**Data records for software interfaces:**
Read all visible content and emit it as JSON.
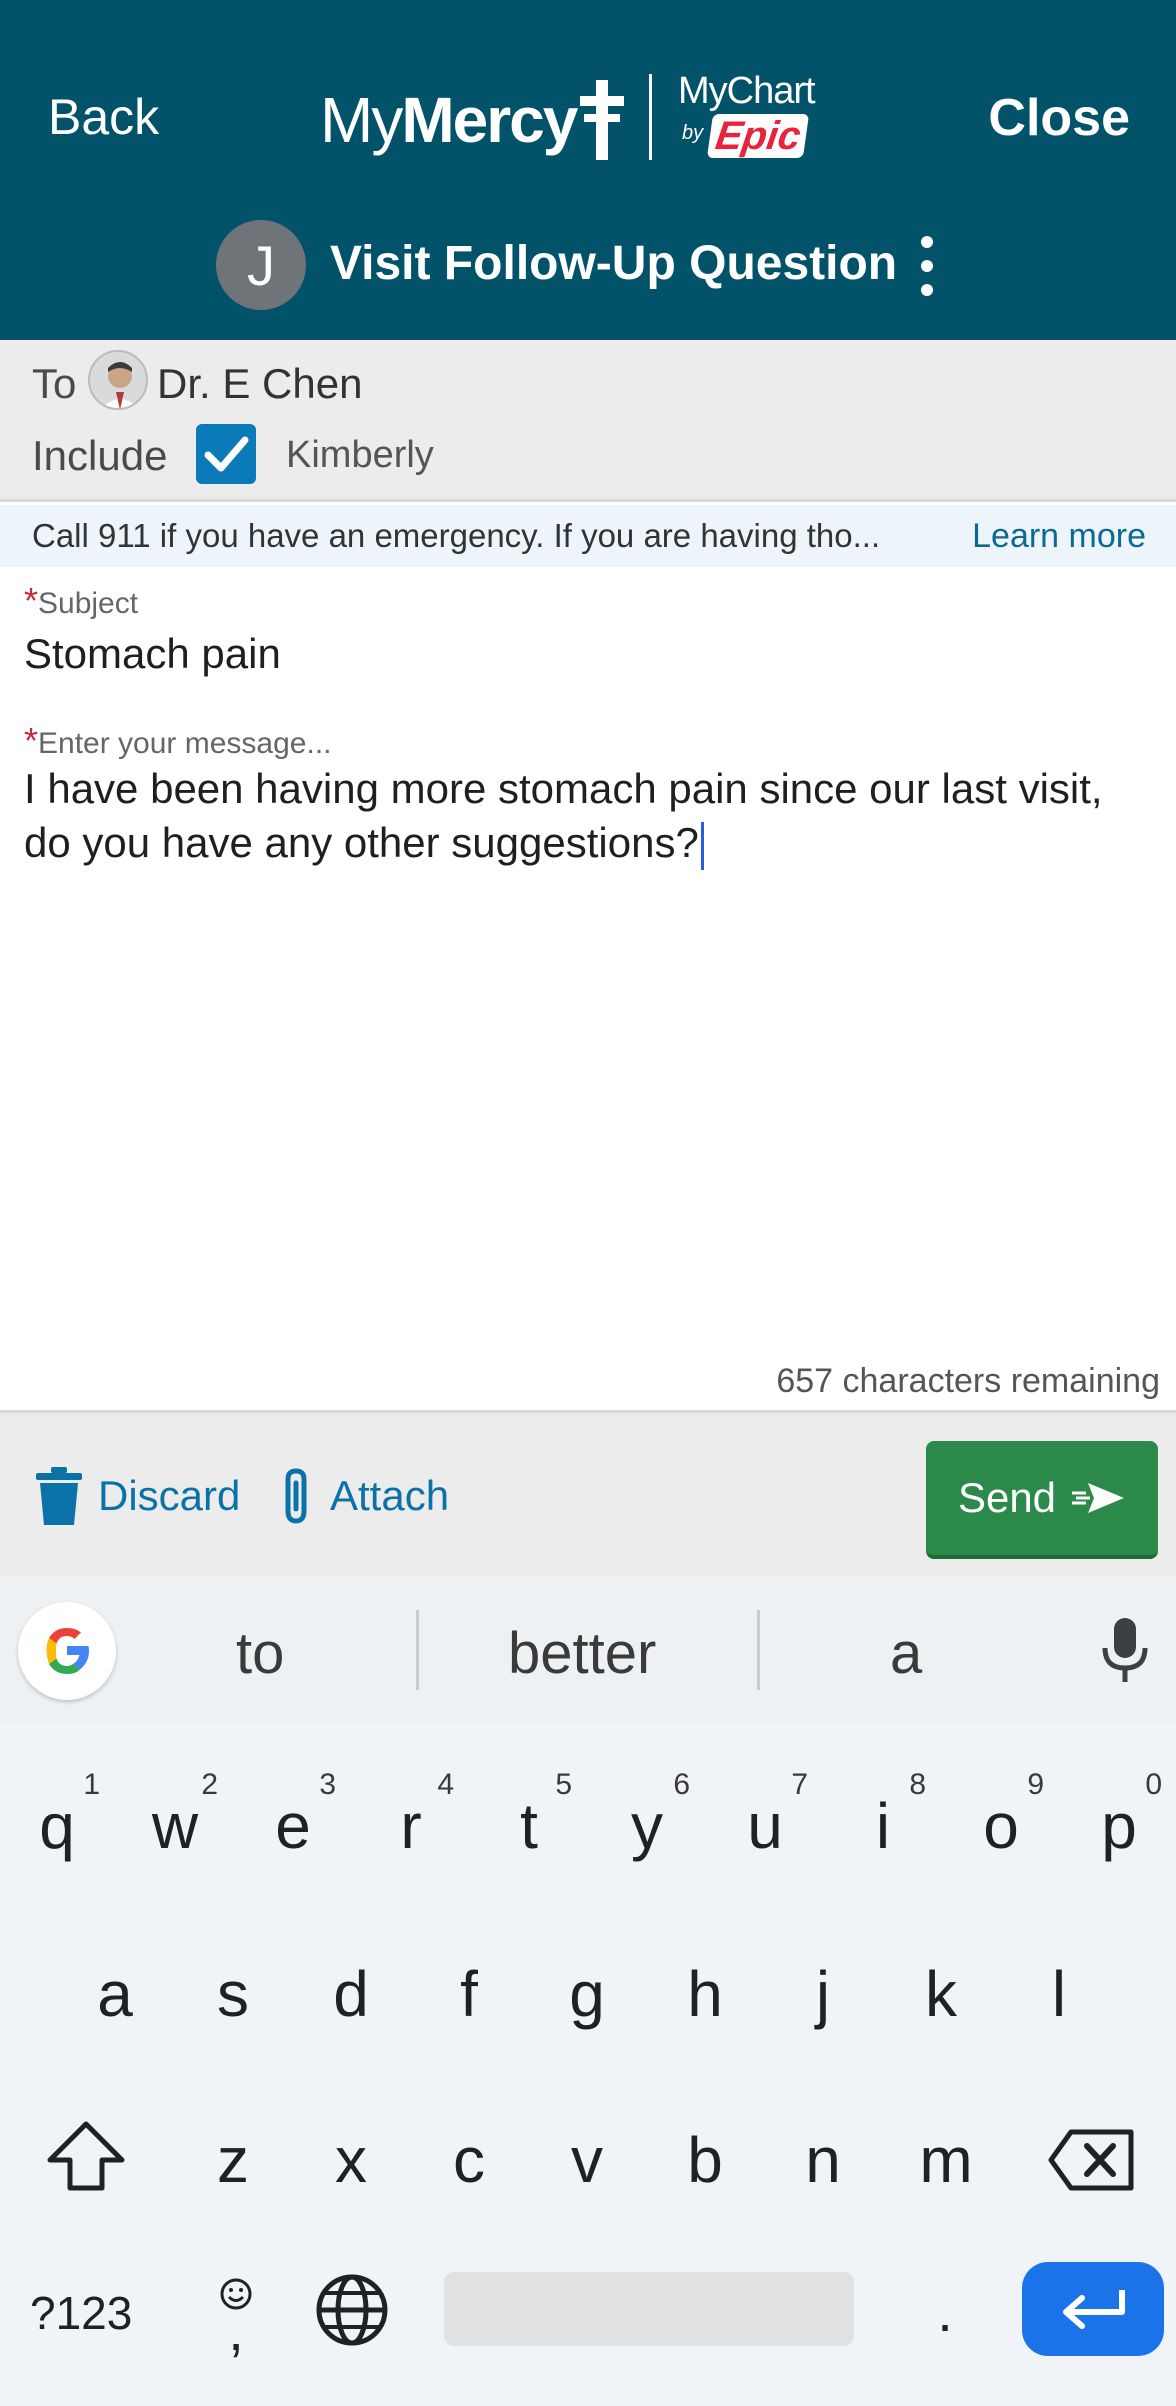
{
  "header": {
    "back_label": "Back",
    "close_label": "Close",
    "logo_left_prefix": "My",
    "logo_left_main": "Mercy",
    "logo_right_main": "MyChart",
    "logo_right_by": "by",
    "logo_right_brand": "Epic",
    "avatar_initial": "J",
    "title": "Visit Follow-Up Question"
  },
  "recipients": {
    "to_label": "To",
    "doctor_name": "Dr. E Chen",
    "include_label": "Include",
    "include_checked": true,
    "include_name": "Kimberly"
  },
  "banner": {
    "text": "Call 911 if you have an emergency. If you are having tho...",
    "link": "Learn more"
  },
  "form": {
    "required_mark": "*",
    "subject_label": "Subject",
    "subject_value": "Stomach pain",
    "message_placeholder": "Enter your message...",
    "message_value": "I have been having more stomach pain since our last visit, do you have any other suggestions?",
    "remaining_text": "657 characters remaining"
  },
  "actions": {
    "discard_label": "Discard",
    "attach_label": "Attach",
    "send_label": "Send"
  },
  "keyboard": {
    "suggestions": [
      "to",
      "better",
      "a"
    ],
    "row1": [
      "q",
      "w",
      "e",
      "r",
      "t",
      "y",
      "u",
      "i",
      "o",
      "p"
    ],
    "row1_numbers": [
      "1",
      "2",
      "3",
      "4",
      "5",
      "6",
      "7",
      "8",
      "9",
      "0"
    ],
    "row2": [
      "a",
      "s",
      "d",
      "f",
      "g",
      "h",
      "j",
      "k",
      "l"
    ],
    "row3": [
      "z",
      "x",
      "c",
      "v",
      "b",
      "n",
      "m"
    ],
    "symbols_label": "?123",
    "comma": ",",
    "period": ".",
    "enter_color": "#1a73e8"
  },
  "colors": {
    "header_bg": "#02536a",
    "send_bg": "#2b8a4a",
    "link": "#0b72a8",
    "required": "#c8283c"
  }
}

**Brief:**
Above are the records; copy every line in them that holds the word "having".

**Response to the exercise:**
    "text": "Call 911 if you have an emergency. If you are having tho...",
    "message_value": "I have been having more stomach pain since our last visit, do you have any other suggestions?",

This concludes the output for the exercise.